[Entries supplied Boundary: Start]

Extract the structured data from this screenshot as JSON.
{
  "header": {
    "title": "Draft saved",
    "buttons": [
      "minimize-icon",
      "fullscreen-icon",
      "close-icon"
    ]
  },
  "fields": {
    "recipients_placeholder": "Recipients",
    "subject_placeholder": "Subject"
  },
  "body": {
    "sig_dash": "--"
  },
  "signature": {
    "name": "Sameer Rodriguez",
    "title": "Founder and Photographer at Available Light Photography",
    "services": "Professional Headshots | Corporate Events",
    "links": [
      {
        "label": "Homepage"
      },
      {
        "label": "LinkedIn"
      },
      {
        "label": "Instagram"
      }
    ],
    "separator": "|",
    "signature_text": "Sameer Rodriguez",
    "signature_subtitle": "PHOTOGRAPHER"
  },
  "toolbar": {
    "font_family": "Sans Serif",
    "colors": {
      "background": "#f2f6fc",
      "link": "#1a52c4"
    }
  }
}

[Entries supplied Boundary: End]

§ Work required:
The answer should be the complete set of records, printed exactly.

§ Result below:
Extract the structured data from this screenshot as JSON.
{
  "header": {
    "title": "Draft saved",
    "buttons": [
      "minimize-icon",
      "fullscreen-icon",
      "close-icon"
    ]
  },
  "fields": {
    "recipients_placeholder": "Recipients",
    "subject_placeholder": "Subject"
  },
  "body": {
    "sig_dash": "--"
  },
  "signature": {
    "name": "Sameer Rodriguez",
    "title": "Founder and Photographer at Available Light Photography",
    "services": "Professional Headshots | Corporate Events",
    "links": [
      {
        "label": "Homepage"
      },
      {
        "label": "LinkedIn"
      },
      {
        "label": "Instagram"
      }
    ],
    "separator": "|",
    "signature_text": "Sameer Rodriguez",
    "signature_subtitle": "PHOTOGRAPHER"
  },
  "toolbar": {
    "font_family": "Sans Serif",
    "colors": {
      "background": "#f2f6fc",
      "link": "#1a52c4"
    }
  }
}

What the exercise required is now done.